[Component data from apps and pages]
--- START ---
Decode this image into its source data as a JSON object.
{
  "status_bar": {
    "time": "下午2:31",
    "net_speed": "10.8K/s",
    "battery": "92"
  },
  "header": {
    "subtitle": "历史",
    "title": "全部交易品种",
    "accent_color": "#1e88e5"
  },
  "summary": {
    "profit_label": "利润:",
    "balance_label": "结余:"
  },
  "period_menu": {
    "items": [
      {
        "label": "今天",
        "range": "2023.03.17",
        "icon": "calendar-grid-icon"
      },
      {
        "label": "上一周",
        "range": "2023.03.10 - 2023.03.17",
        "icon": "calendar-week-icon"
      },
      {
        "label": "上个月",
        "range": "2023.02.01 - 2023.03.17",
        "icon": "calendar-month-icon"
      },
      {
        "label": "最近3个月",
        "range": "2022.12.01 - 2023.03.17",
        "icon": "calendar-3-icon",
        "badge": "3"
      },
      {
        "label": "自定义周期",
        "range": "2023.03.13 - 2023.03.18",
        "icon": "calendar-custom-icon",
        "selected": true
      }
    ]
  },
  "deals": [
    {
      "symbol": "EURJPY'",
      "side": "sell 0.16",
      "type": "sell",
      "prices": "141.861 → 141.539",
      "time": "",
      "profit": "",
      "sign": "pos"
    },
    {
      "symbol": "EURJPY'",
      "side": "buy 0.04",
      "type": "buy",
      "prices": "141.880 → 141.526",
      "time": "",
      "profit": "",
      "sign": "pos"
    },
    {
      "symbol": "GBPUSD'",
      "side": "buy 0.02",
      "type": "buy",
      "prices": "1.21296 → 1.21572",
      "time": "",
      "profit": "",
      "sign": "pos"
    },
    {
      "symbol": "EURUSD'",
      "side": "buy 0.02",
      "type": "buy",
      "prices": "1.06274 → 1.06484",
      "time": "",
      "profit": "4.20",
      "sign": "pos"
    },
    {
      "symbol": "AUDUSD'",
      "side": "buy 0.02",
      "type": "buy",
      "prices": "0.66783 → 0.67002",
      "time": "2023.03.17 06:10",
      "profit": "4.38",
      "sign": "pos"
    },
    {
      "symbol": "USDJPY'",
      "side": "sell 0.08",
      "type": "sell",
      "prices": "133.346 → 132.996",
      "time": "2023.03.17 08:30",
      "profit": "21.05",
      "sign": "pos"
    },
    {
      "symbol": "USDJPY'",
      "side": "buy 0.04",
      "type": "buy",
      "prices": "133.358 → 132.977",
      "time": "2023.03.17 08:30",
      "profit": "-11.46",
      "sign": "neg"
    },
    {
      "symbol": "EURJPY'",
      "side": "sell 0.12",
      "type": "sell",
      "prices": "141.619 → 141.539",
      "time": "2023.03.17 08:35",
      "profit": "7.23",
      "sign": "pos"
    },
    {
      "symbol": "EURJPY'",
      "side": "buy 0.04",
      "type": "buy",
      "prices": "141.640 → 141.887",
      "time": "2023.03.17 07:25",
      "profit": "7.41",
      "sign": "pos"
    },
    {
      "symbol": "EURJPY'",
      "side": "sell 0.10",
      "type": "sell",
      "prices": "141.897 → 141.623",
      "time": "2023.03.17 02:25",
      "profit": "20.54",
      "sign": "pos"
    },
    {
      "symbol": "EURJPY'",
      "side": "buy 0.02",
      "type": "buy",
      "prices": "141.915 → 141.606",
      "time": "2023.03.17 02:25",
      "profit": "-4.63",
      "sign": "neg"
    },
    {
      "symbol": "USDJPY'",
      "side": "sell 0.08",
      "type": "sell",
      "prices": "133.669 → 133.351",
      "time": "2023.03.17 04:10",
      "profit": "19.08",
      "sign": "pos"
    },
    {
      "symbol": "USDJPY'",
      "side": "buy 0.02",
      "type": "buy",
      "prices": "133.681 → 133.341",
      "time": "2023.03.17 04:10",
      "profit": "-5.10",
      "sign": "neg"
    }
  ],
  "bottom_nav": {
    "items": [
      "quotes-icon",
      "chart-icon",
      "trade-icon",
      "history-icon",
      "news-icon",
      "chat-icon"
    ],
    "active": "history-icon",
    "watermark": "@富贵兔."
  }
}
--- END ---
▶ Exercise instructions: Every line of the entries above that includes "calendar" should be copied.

▶ Problem solution:
        "icon": "calendar-grid-icon"
        "icon": "calendar-week-icon"
        "icon": "calendar-month-icon"
        "icon": "calendar-3-icon",
        "icon": "calendar-custom-icon",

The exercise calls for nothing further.